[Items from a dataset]
=-=-=

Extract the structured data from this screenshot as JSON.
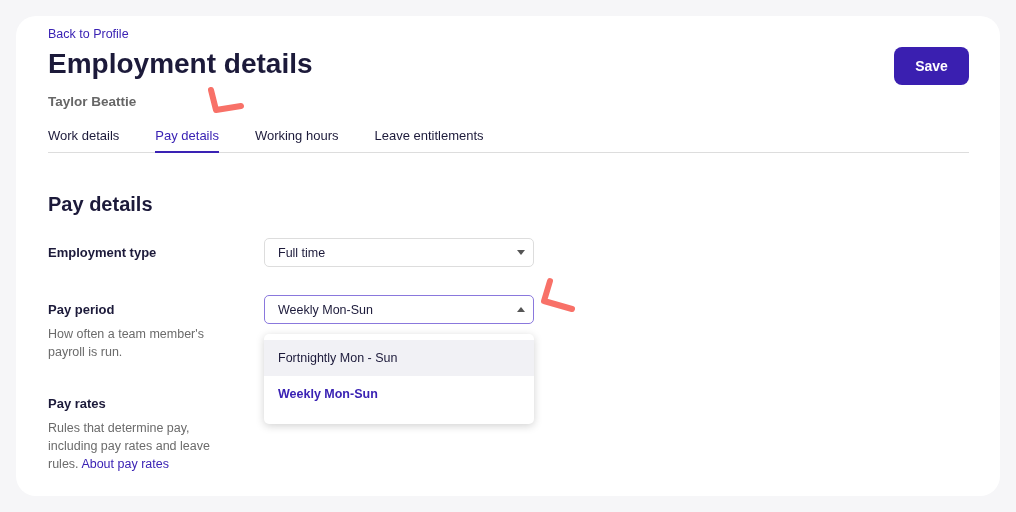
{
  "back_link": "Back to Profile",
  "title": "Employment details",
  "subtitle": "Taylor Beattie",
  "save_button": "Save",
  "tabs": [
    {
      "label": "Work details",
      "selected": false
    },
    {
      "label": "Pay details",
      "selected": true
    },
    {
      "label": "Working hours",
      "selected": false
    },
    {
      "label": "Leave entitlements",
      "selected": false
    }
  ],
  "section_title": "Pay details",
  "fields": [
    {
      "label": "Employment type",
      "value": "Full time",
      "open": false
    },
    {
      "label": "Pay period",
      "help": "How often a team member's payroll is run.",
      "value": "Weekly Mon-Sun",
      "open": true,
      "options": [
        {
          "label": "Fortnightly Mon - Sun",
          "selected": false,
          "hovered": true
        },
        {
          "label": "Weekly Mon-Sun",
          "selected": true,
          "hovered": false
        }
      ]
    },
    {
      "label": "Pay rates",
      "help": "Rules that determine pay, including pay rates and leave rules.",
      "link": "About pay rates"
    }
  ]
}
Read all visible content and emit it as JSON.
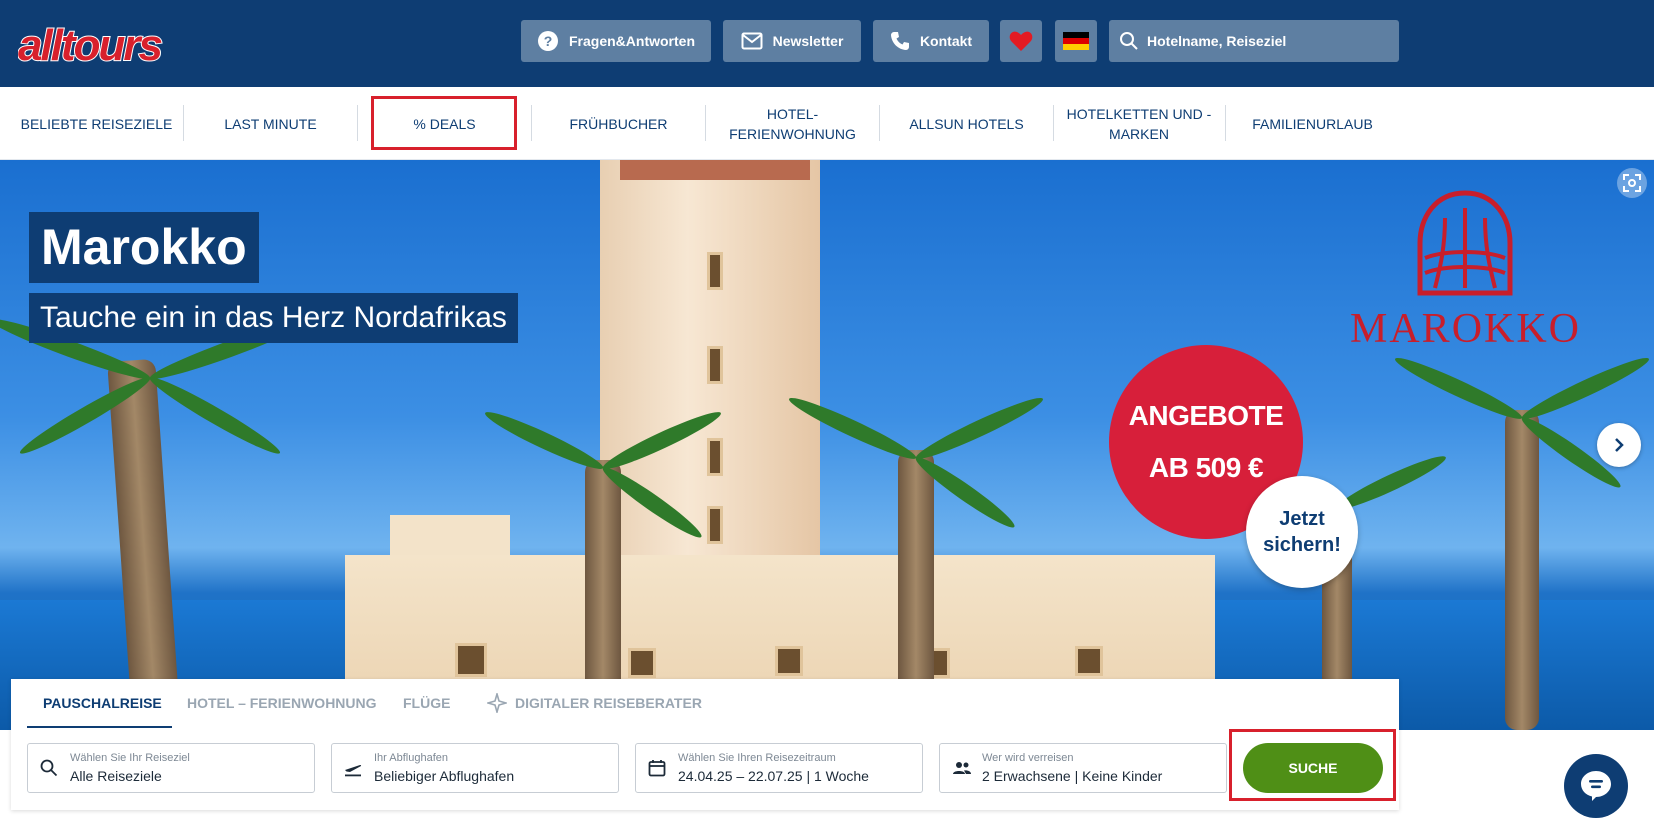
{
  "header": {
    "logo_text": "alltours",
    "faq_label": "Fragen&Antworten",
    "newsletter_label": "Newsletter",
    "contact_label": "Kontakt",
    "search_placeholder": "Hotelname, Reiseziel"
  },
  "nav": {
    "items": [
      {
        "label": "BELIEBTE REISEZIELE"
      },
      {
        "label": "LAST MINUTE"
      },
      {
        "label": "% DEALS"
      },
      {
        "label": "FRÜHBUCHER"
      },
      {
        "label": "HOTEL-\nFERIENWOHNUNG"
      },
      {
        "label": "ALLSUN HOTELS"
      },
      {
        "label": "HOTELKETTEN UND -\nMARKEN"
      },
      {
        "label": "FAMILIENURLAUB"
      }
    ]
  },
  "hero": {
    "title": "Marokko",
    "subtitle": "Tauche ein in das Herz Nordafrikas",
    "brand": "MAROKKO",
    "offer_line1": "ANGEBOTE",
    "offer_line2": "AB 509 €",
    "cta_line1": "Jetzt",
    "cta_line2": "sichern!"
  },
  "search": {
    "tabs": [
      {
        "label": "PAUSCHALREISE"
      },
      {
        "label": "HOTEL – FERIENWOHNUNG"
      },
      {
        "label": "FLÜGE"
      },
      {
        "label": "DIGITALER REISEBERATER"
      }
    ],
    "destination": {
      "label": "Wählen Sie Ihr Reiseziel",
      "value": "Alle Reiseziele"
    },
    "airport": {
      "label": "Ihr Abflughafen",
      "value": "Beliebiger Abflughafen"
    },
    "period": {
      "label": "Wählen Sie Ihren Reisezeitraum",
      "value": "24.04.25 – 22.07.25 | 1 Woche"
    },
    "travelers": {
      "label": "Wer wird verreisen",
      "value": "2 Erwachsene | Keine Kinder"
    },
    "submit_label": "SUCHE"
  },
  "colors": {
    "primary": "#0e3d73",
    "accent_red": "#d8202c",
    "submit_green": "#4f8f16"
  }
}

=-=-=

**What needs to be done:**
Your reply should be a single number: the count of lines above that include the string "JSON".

**Response below:**
2